§ **Prompt**: Which lines of the entries contain the string "number"? Please find them and copy them.

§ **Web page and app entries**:
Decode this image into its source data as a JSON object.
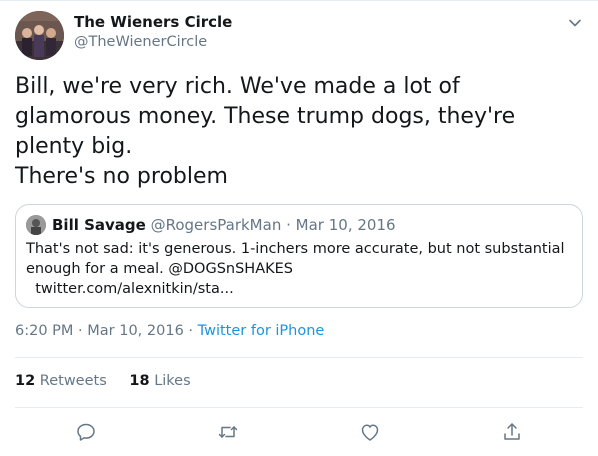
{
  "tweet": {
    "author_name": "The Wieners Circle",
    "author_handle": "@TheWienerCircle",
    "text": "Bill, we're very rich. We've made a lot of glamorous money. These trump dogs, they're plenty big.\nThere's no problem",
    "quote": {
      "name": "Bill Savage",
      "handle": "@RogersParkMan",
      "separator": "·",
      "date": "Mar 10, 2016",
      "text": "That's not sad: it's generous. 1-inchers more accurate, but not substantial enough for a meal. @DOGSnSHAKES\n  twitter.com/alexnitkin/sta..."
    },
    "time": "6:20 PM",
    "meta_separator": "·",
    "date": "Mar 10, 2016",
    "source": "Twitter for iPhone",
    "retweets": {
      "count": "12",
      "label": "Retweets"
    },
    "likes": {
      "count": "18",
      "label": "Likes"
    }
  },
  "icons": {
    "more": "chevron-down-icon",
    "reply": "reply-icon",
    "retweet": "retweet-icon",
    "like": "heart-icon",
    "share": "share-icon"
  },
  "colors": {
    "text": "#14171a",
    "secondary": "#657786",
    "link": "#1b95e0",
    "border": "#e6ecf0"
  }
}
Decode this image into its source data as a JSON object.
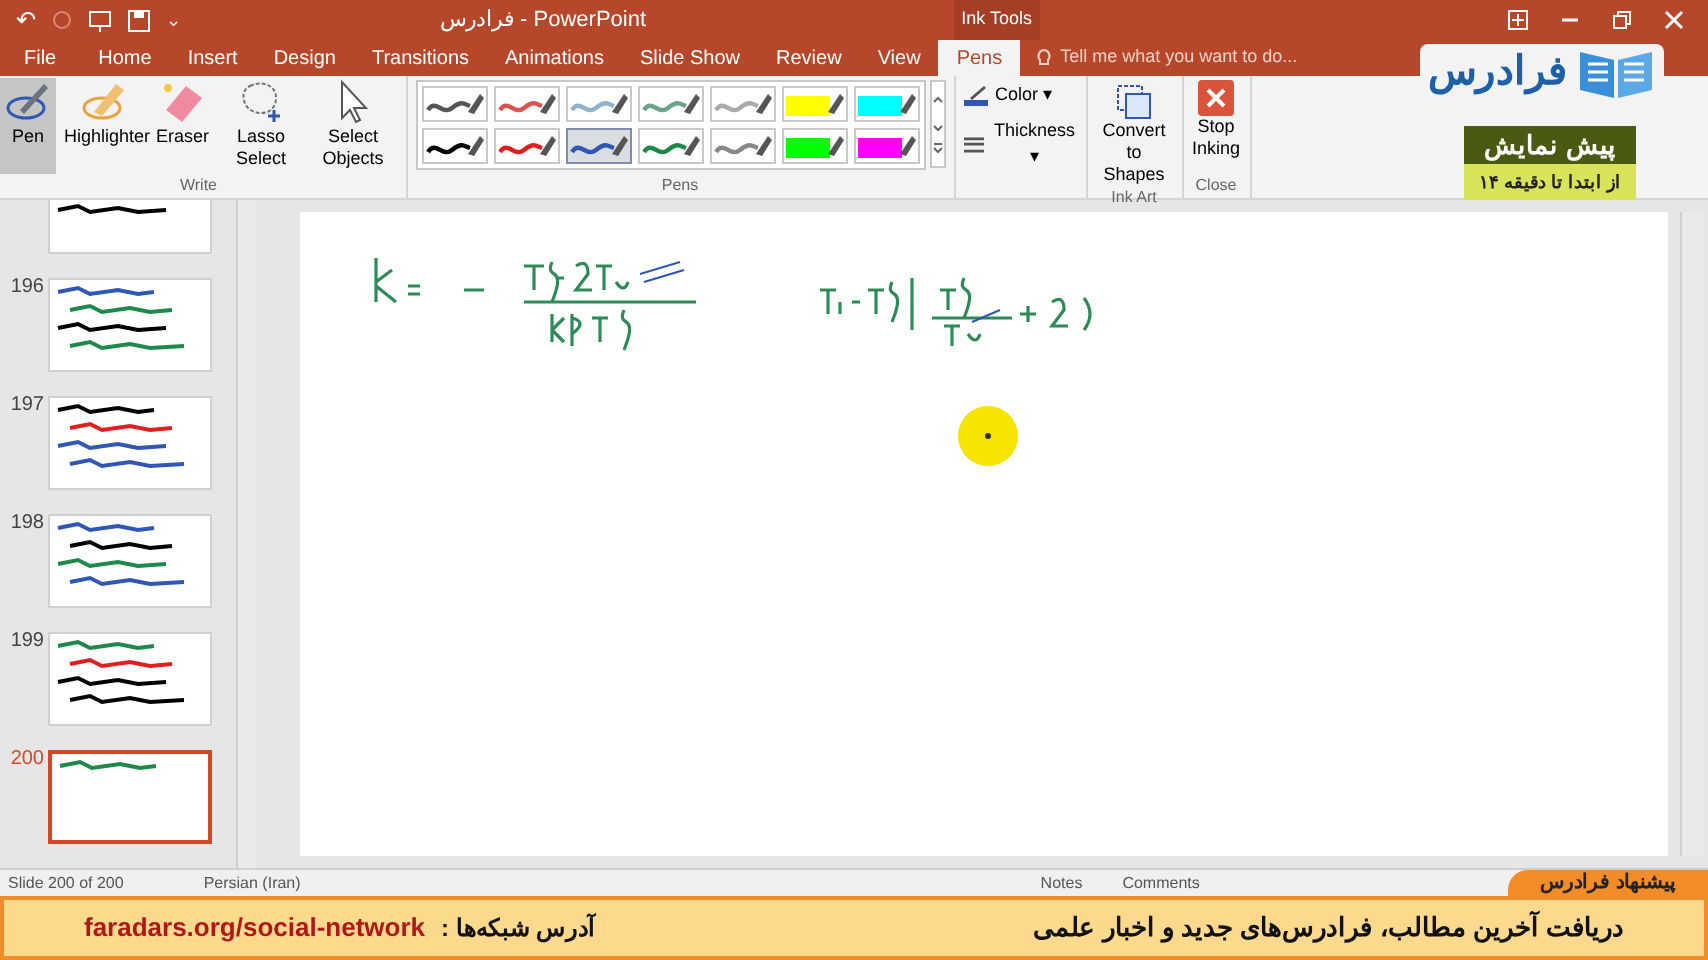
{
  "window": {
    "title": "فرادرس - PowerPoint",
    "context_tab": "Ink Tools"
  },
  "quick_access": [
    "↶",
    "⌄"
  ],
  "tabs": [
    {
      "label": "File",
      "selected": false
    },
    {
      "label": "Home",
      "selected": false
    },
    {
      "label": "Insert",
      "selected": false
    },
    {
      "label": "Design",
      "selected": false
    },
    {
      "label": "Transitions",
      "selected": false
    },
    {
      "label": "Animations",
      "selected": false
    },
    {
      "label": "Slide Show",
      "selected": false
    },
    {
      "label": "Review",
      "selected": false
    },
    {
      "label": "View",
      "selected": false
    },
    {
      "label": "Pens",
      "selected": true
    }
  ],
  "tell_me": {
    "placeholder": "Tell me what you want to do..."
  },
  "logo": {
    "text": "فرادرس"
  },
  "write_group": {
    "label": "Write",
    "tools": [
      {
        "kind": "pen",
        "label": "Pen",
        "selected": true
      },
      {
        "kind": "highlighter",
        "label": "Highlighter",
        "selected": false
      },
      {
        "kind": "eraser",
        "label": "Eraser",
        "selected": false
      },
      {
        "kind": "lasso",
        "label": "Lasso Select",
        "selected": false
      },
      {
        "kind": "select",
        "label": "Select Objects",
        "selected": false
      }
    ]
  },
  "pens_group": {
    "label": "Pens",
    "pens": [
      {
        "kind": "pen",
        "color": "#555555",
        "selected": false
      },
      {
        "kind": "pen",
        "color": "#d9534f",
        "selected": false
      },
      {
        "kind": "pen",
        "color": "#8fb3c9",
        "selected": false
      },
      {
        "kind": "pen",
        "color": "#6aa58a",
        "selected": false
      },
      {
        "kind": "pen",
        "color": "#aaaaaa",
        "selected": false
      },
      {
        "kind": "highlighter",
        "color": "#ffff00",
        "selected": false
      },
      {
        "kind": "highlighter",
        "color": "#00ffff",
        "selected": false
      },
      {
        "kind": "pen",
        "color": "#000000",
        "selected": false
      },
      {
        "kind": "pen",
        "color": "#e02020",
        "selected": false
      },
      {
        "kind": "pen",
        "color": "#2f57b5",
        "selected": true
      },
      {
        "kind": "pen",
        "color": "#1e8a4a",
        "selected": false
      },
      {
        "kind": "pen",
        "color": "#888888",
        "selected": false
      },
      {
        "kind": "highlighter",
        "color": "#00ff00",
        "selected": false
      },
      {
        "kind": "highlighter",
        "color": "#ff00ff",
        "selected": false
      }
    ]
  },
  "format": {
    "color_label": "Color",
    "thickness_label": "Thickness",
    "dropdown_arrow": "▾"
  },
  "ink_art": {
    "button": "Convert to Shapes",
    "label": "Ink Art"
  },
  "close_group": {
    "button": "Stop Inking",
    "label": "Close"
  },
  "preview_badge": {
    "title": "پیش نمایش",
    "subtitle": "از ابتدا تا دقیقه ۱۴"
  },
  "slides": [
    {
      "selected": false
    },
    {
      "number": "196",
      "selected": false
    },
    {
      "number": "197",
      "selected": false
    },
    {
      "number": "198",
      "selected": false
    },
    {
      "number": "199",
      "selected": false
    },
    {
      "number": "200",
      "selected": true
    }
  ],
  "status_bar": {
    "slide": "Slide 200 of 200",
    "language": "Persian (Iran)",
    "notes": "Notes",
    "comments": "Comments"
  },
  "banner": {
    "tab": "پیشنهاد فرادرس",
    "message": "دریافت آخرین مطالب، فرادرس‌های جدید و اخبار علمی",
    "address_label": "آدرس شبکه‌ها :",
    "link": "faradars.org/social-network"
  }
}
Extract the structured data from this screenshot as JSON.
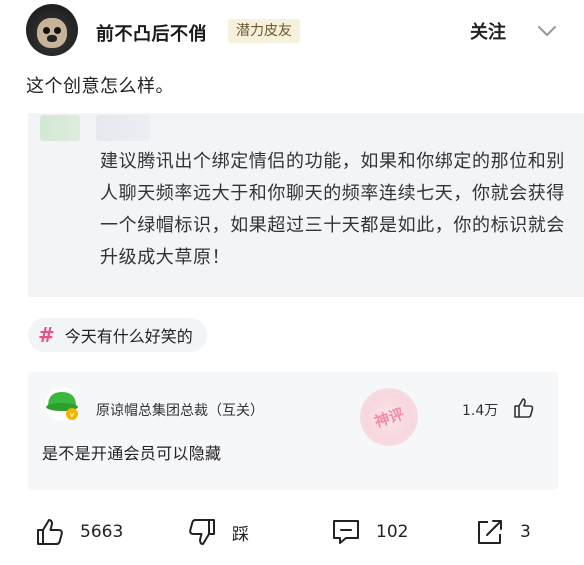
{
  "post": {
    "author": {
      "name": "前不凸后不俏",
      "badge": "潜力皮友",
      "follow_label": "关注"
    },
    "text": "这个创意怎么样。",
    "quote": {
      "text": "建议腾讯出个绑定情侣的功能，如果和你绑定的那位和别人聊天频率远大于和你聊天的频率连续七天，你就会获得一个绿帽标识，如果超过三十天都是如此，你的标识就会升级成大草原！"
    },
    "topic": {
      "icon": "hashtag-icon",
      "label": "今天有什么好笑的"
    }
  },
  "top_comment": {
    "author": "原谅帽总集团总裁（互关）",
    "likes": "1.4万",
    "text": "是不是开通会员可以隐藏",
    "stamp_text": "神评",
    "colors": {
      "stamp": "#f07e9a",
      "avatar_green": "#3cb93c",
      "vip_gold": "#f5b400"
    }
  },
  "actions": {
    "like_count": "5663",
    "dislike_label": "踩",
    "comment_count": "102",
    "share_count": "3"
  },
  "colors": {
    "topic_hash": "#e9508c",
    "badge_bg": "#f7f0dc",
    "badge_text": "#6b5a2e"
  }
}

§ **Task result**:
      "number": "196",
      "number": "197",
      "number": "198",
      "number": "199",
      "number": "200",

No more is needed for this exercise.